Page and application data records:
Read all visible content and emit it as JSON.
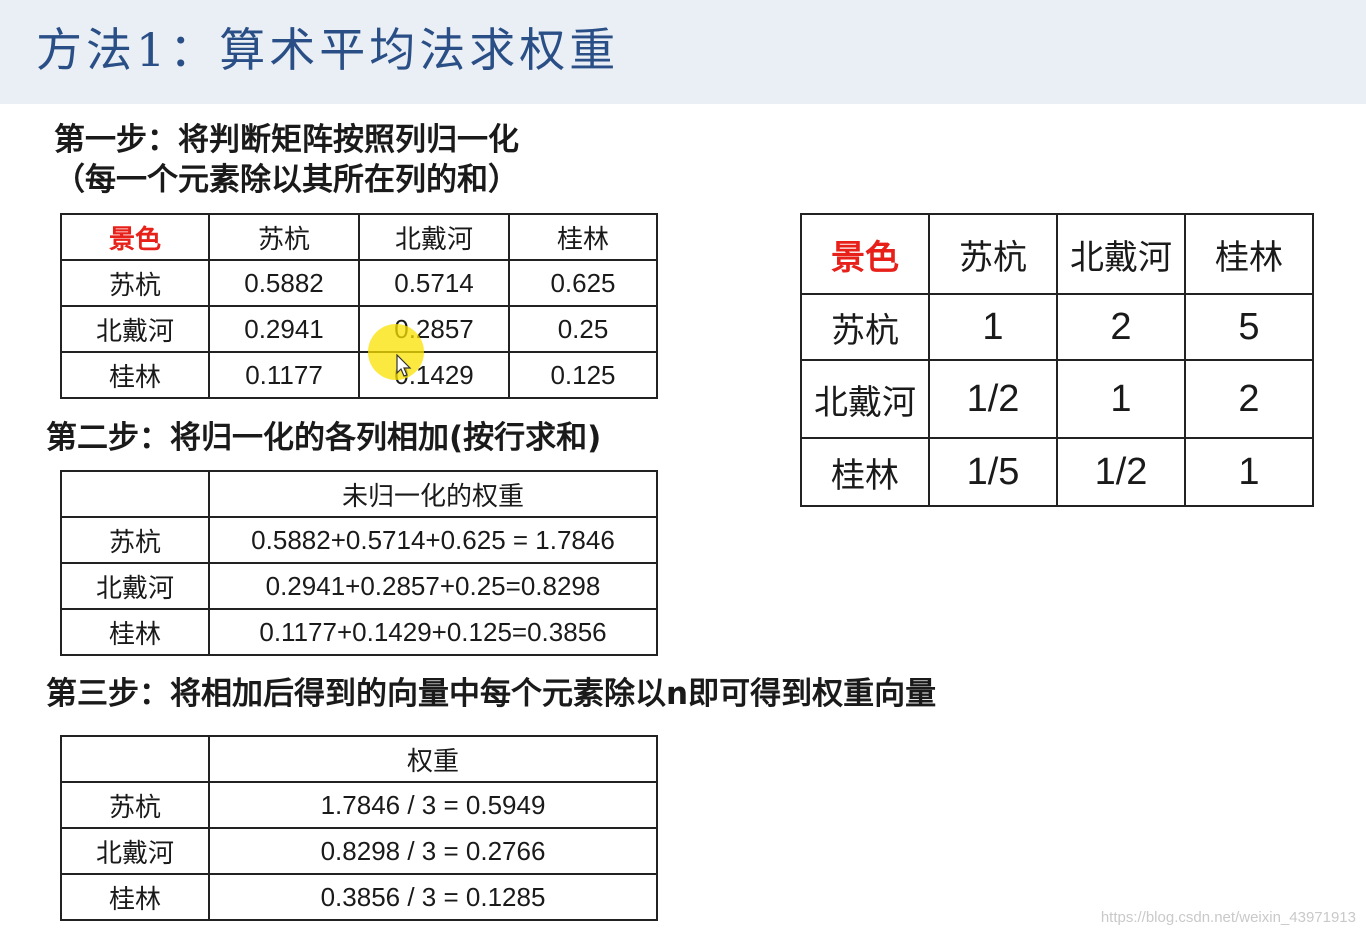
{
  "title": "方法1：算术平均法求权重",
  "step1": {
    "line1": "第一步：将判断矩阵按照列归一化",
    "line2": "（每一个元素除以其所在列的和）"
  },
  "step2": "第二步：将归一化的各列相加(按行求和)",
  "step3": "第三步：将相加后得到的向量中每个元素除以n即可得到权重向量",
  "labels": {
    "scenery": "景色",
    "suhang": "苏杭",
    "beidaihe": "北戴河",
    "guilin": "桂林",
    "unnormalized_weight": "未归一化的权重",
    "weight": "权重"
  },
  "normalized_matrix": [
    [
      "0.5882",
      "0.5714",
      "0.625"
    ],
    [
      "0.2941",
      "0.2857",
      "0.25"
    ],
    [
      "0.1177",
      "0.1429",
      "0.125"
    ]
  ],
  "row_sums": [
    "0.5882+0.5714+0.625 = 1.7846",
    "0.2941+0.2857+0.25=0.8298",
    "0.1177+0.1429+0.125=0.3856"
  ],
  "weights": [
    "1.7846 / 3 = 0.5949",
    "0.8298 / 3 = 0.2766",
    "0.3856 / 3 = 0.1285"
  ],
  "judgment_matrix": [
    [
      "1",
      "2",
      "5"
    ],
    [
      "1/2",
      "1",
      "2"
    ],
    [
      "1/5",
      "1/2",
      "1"
    ]
  ],
  "watermark": "https://blog.csdn.net/weixin_43971913",
  "colors": {
    "title": "#2a4f86",
    "header_bg": "#e9eff4",
    "highlight_red": "#e8201a"
  }
}
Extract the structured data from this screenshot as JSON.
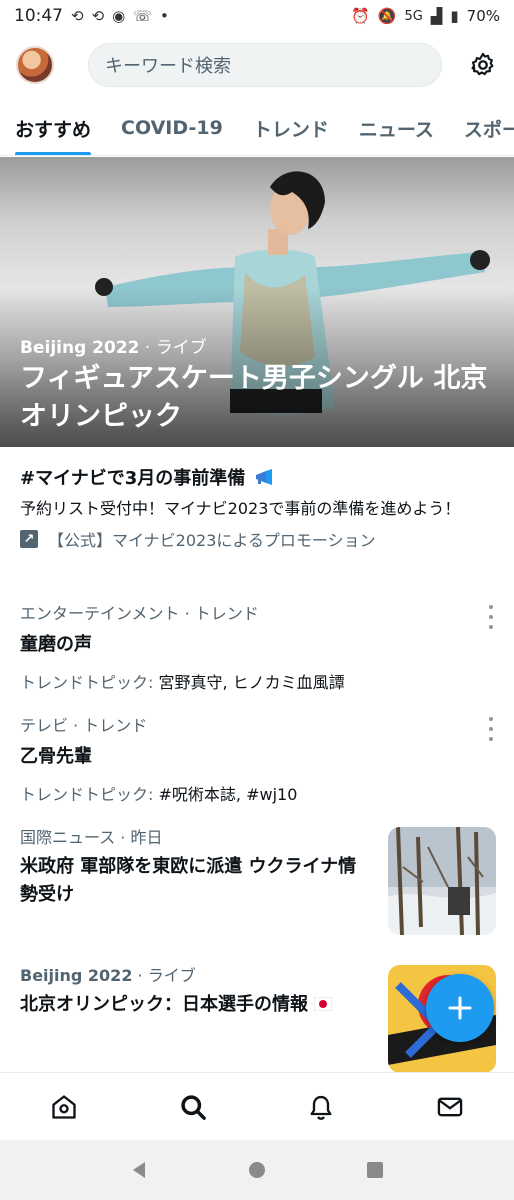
{
  "status_bar": {
    "time": "10:47",
    "signal": "5G",
    "battery": "70%",
    "dot": "•"
  },
  "header": {
    "search_placeholder": "キーワード検索"
  },
  "tabs": [
    {
      "label": "おすすめ",
      "active": true
    },
    {
      "label": "COVID-19",
      "active": false
    },
    {
      "label": "トレンド",
      "active": false
    },
    {
      "label": "ニュース",
      "active": false
    },
    {
      "label": "スポー",
      "active": false
    }
  ],
  "hero": {
    "category": "Beijing 2022",
    "status": "· ライブ",
    "title": "フィギュアスケート男子シングル 北京オリンピック"
  },
  "promo": {
    "title": "#マイナビで3月の事前準備",
    "body": "予約リスト受付中！マイナビ2023で事前の準備を進めよう！",
    "promoted_by": "【公式】マイナビ2023によるプロモーション"
  },
  "trends": [
    {
      "meta": "エンターテインメント · トレンド",
      "title": "童磨の声",
      "sub_label": "トレンドトピック:",
      "sub_value": "宮野真守, ヒノカミ血風譚"
    },
    {
      "meta": "テレビ · トレンド",
      "title": "乙骨先輩",
      "sub_label": "トレンドトピック:",
      "sub_value": "#呪術本誌, #wj10"
    }
  ],
  "news": [
    {
      "meta": "国際ニュース · 昨日",
      "title": "米政府 軍部隊を東欧に派遣 ウクライナ情勢受け"
    },
    {
      "meta_strong": "Beijing 2022",
      "meta": " · ライブ",
      "title": "北京オリンピック：日本選手の情報"
    }
  ],
  "colors": {
    "accent": "#1d9bf0",
    "text": "#0f1419",
    "secondary": "#536471"
  },
  "icons": {
    "home": "home-icon",
    "search": "search-icon",
    "bell": "notifications-icon",
    "mail": "messages-icon",
    "gear": "gear-icon",
    "plus": "plus-icon"
  }
}
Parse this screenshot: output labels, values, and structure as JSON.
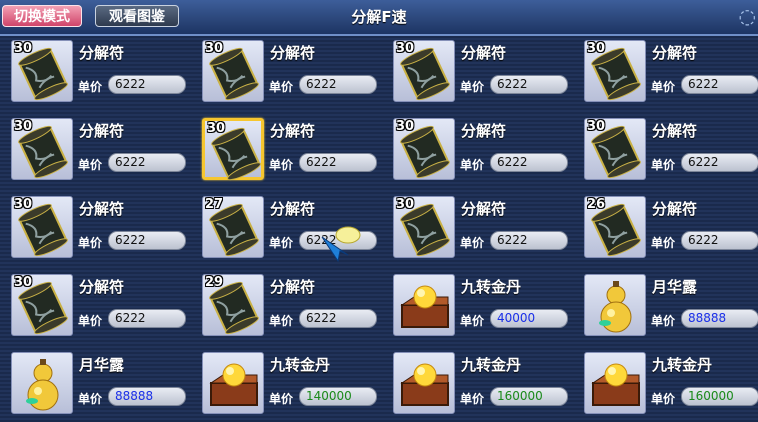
{
  "toolbar": {
    "mode_label": "切换模式",
    "view_label": "观看图鉴",
    "title": "分解F速"
  },
  "price_label": "单价",
  "items": [
    {
      "name": "分解符",
      "qty": "30",
      "price": "6222",
      "type": "scroll",
      "price_color": "black",
      "selected": false
    },
    {
      "name": "分解符",
      "qty": "30",
      "price": "6222",
      "type": "scroll",
      "price_color": "black",
      "selected": false
    },
    {
      "name": "分解符",
      "qty": "30",
      "price": "6222",
      "type": "scroll",
      "price_color": "black",
      "selected": false
    },
    {
      "name": "分解符",
      "qty": "30",
      "price": "6222",
      "type": "scroll",
      "price_color": "black",
      "selected": false
    },
    {
      "name": "分解符",
      "qty": "30",
      "price": "6222",
      "type": "scroll",
      "price_color": "black",
      "selected": false
    },
    {
      "name": "分解符",
      "qty": "30",
      "price": "6222",
      "type": "scroll",
      "price_color": "black",
      "selected": true
    },
    {
      "name": "分解符",
      "qty": "30",
      "price": "6222",
      "type": "scroll",
      "price_color": "black",
      "selected": false
    },
    {
      "name": "分解符",
      "qty": "30",
      "price": "6222",
      "type": "scroll",
      "price_color": "black",
      "selected": false
    },
    {
      "name": "分解符",
      "qty": "30",
      "price": "6222",
      "type": "scroll",
      "price_color": "black",
      "selected": false
    },
    {
      "name": "分解符",
      "qty": "27",
      "price": "6222",
      "type": "scroll",
      "price_color": "black",
      "selected": false
    },
    {
      "name": "分解符",
      "qty": "30",
      "price": "6222",
      "type": "scroll",
      "price_color": "black",
      "selected": false
    },
    {
      "name": "分解符",
      "qty": "26",
      "price": "6222",
      "type": "scroll",
      "price_color": "black",
      "selected": false
    },
    {
      "name": "分解符",
      "qty": "30",
      "price": "6222",
      "type": "scroll",
      "price_color": "black",
      "selected": false
    },
    {
      "name": "分解符",
      "qty": "29",
      "price": "6222",
      "type": "scroll",
      "price_color": "black",
      "selected": false
    },
    {
      "name": "九转金丹",
      "qty": "",
      "price": "40000",
      "type": "elixir",
      "price_color": "blue",
      "selected": false
    },
    {
      "name": "月华露",
      "qty": "",
      "price": "88888",
      "type": "gourd",
      "price_color": "blue",
      "selected": false
    },
    {
      "name": "月华露",
      "qty": "",
      "price": "88888",
      "type": "gourd",
      "price_color": "blue",
      "selected": false
    },
    {
      "name": "九转金丹",
      "qty": "",
      "price": "140000",
      "type": "elixir",
      "price_color": "green",
      "selected": false
    },
    {
      "name": "九转金丹",
      "qty": "",
      "price": "160000",
      "type": "elixir",
      "price_color": "green",
      "selected": false
    },
    {
      "name": "九转金丹",
      "qty": "",
      "price": "160000",
      "type": "elixir",
      "price_color": "green",
      "selected": false
    }
  ],
  "icons": {
    "scroll": "scroll-icon",
    "elixir": "elixir-box-icon",
    "gourd": "gourd-icon"
  }
}
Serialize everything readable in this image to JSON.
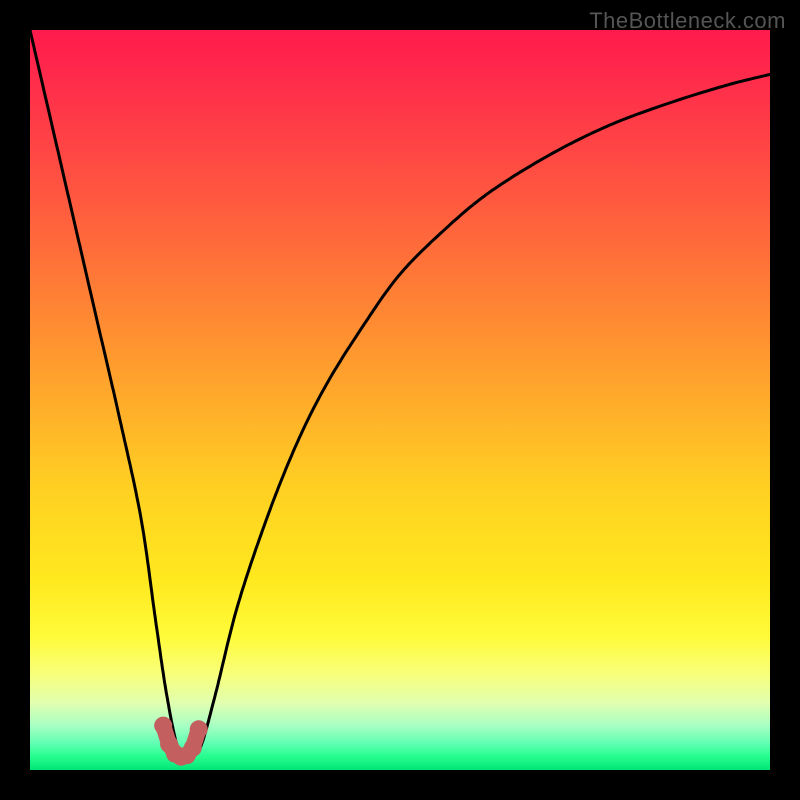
{
  "watermark": "TheBottleneck.com",
  "chart_data": {
    "type": "line",
    "title": "",
    "xlabel": "",
    "ylabel": "",
    "xlim": [
      0,
      100
    ],
    "ylim": [
      0,
      100
    ],
    "grid": false,
    "legend": false,
    "series": [
      {
        "name": "bottleneck-curve",
        "color": "#000000",
        "x": [
          0,
          3,
          6,
          9,
          12,
          15,
          17,
          18.5,
          20,
          21.5,
          23,
          25,
          28,
          32,
          36,
          40,
          45,
          50,
          56,
          62,
          70,
          78,
          86,
          94,
          100
        ],
        "y": [
          100,
          87,
          74,
          61,
          48,
          34,
          20,
          10,
          3,
          2,
          3,
          10,
          22,
          34,
          44,
          52,
          60,
          67,
          73,
          78,
          83,
          87,
          90,
          92.5,
          94
        ]
      }
    ],
    "annotations": [
      {
        "name": "trough-marker",
        "type": "marker-cluster",
        "color": "#c3605f",
        "points": [
          {
            "x": 18.0,
            "y": 6.0
          },
          {
            "x": 18.8,
            "y": 3.5
          },
          {
            "x": 19.6,
            "y": 2.2
          },
          {
            "x": 20.4,
            "y": 1.8
          },
          {
            "x": 21.2,
            "y": 2.0
          },
          {
            "x": 22.0,
            "y": 3.0
          },
          {
            "x": 22.8,
            "y": 5.5
          }
        ]
      }
    ],
    "background_gradient": {
      "orientation": "vertical",
      "stops": [
        {
          "pos": 0.0,
          "color": "#ff1a4d"
        },
        {
          "pos": 0.08,
          "color": "#ff2f4a"
        },
        {
          "pos": 0.22,
          "color": "#ff5640"
        },
        {
          "pos": 0.34,
          "color": "#ff7a36"
        },
        {
          "pos": 0.48,
          "color": "#ffa52c"
        },
        {
          "pos": 0.62,
          "color": "#ffd022"
        },
        {
          "pos": 0.74,
          "color": "#ffe81e"
        },
        {
          "pos": 0.82,
          "color": "#fffb3a"
        },
        {
          "pos": 0.87,
          "color": "#f8ff7a"
        },
        {
          "pos": 0.91,
          "color": "#e0ffb0"
        },
        {
          "pos": 0.94,
          "color": "#a8ffc4"
        },
        {
          "pos": 0.965,
          "color": "#5dffb2"
        },
        {
          "pos": 0.98,
          "color": "#2bff91"
        },
        {
          "pos": 1.0,
          "color": "#00e676"
        }
      ]
    }
  }
}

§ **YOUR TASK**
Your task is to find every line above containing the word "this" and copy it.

§ **COMPLETED EXERCISE**
Extract the structured data from this screenshot as JSON.
Parse this screenshot: output labels, values, and structure as JSON.
Serialize everything readable in this image to JSON.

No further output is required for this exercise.